▶ **What is expected**
Scan the entries below for "this" and copy each line that holds it.

▶ **Data to examine**
+ + + + +
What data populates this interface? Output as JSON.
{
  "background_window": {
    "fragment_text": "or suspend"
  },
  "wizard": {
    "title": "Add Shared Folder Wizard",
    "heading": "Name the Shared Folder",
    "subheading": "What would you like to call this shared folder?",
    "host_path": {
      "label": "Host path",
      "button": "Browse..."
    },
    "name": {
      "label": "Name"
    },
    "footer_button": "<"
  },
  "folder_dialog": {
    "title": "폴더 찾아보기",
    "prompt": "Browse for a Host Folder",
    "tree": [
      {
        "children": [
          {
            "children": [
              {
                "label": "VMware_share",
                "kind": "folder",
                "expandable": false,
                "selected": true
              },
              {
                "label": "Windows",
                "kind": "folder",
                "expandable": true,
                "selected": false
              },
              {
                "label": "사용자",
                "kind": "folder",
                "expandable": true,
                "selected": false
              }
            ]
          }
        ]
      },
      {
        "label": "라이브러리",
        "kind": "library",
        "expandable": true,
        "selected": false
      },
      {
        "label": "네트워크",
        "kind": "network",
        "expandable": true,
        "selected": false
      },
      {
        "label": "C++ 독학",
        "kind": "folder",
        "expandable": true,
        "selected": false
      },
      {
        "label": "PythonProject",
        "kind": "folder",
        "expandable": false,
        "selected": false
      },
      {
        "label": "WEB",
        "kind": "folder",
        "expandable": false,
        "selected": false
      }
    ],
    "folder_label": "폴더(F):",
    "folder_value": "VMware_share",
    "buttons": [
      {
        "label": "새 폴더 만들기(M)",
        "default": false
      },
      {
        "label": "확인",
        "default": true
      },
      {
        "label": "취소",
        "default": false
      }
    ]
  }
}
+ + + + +
▶ **Written reply**
What data populates this interface? Output as JSON.
    "subheading": "What would you like to call this shared folder?",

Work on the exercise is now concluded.